Other considerations are the photographer’s skill at lighting especially when in comes to being able to handle indoor and outdoor locations, to make use of natural and artificial lighting and to blend them when the occasion calls for it.

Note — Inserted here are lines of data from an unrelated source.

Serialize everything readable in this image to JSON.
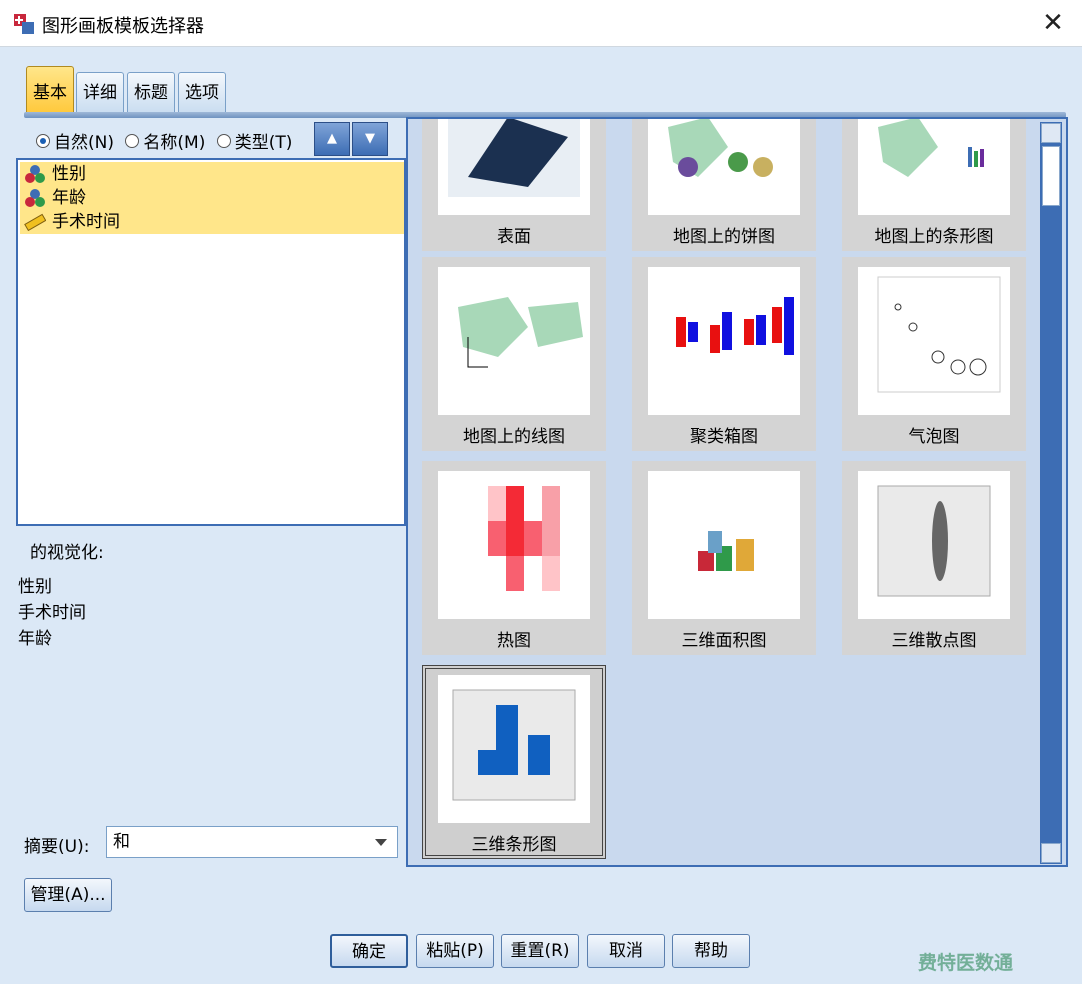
{
  "window": {
    "title": "图形画板模板选择器"
  },
  "tabs": [
    {
      "label": "基本",
      "active": true
    },
    {
      "label": "详细",
      "active": false
    },
    {
      "label": "标题",
      "active": false
    },
    {
      "label": "选项",
      "active": false
    }
  ],
  "sort": {
    "options": [
      {
        "label": "自然(N)",
        "selected": true
      },
      {
        "label": "名称(M)",
        "selected": false
      },
      {
        "label": "类型(T)",
        "selected": false
      }
    ]
  },
  "variables": [
    {
      "label": "性别",
      "icon": "nominal-icon"
    },
    {
      "label": "年龄",
      "icon": "nominal-icon"
    },
    {
      "label": "手术时间",
      "icon": "scale-icon"
    }
  ],
  "visualization": {
    "label": "的视觉化:",
    "items": [
      "性别",
      "手术时间",
      "年龄"
    ]
  },
  "summary": {
    "label": "摘要(U):",
    "value": "和"
  },
  "manage_button": "管理(A)...",
  "gallery": [
    {
      "label": "表面",
      "selected": false
    },
    {
      "label": "地图上的饼图",
      "selected": false
    },
    {
      "label": "地图上的条形图",
      "selected": false
    },
    {
      "label": "地图上的线图",
      "selected": false
    },
    {
      "label": "聚类箱图",
      "selected": false
    },
    {
      "label": "气泡图",
      "selected": false
    },
    {
      "label": "热图",
      "selected": false
    },
    {
      "label": "三维面积图",
      "selected": false
    },
    {
      "label": "三维散点图",
      "selected": false
    },
    {
      "label": "三维条形图",
      "selected": true
    }
  ],
  "footer_buttons": {
    "ok": "确定",
    "paste": "粘贴(P)",
    "reset": "重置(R)",
    "cancel": "取消",
    "help": "帮助"
  },
  "watermark": "费特医数通"
}
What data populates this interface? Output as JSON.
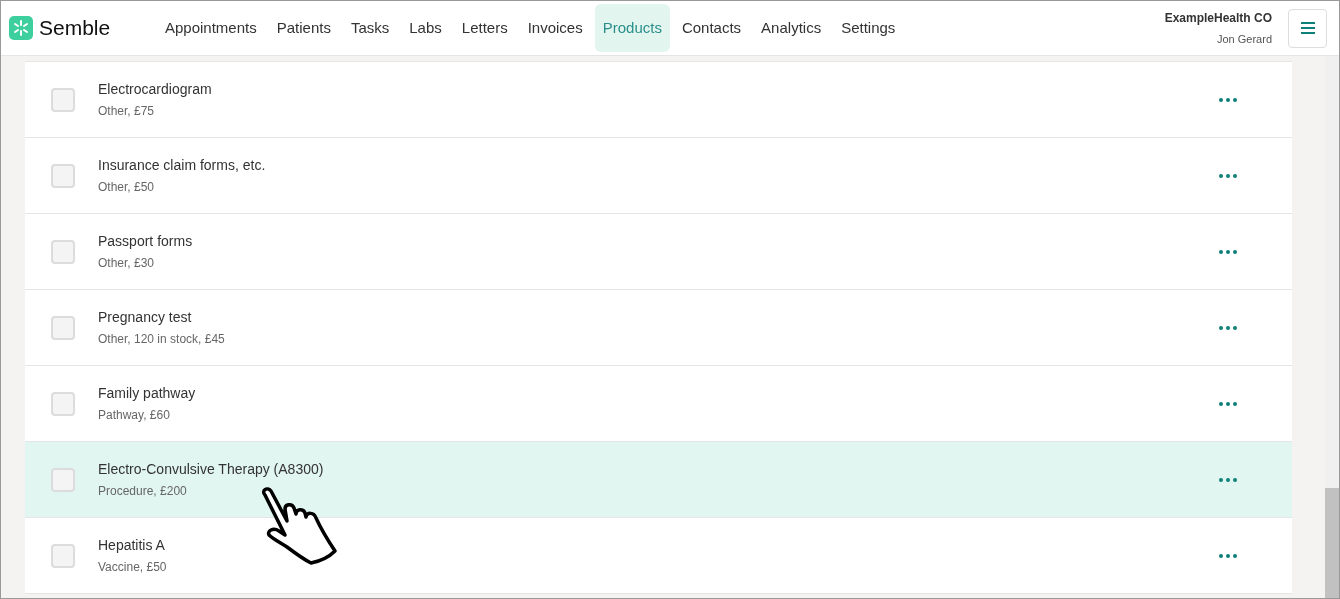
{
  "brand": {
    "name": "Semble"
  },
  "nav": [
    {
      "label": "Appointments",
      "selected": false
    },
    {
      "label": "Patients",
      "selected": false
    },
    {
      "label": "Tasks",
      "selected": false
    },
    {
      "label": "Labs",
      "selected": false
    },
    {
      "label": "Letters",
      "selected": false
    },
    {
      "label": "Invoices",
      "selected": false
    },
    {
      "label": "Products",
      "selected": true
    },
    {
      "label": "Contacts",
      "selected": false
    },
    {
      "label": "Analytics",
      "selected": false
    },
    {
      "label": "Settings",
      "selected": false
    }
  ],
  "account": {
    "organisation": "ExampleHealth CO",
    "user": "Jon Gerard"
  },
  "products": [
    {
      "name": "Electrocardiogram",
      "details": "Other, £75",
      "checked": false,
      "selected": false
    },
    {
      "name": "Insurance claim forms, etc.",
      "details": "Other, £50",
      "checked": false,
      "selected": false
    },
    {
      "name": "Passport forms",
      "details": "Other, £30",
      "checked": false,
      "selected": false
    },
    {
      "name": "Pregnancy test",
      "details": "Other, 120 in stock, £45",
      "checked": false,
      "selected": false
    },
    {
      "name": "Family pathway",
      "details": "Pathway, £60",
      "checked": false,
      "selected": false
    },
    {
      "name": "Electro-Convulsive Therapy (A8300)",
      "details": "Procedure, £200",
      "checked": false,
      "selected": true
    },
    {
      "name": "Hepatitis A",
      "details": "Vaccine, £50",
      "checked": false,
      "selected": false
    }
  ]
}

It is always advisable to take a good look at the photographer’s portfolio to get an understanding of their competence with lighting, checking how much work they have had published and if they have worked with agencies. If you are looking to get your portfolio built, you want someone who has a good sense of what agents/clients look for. A phone call or in-person meeting would be a very good idea. Get in touch with me at photo@pixyst.com if you need help with this.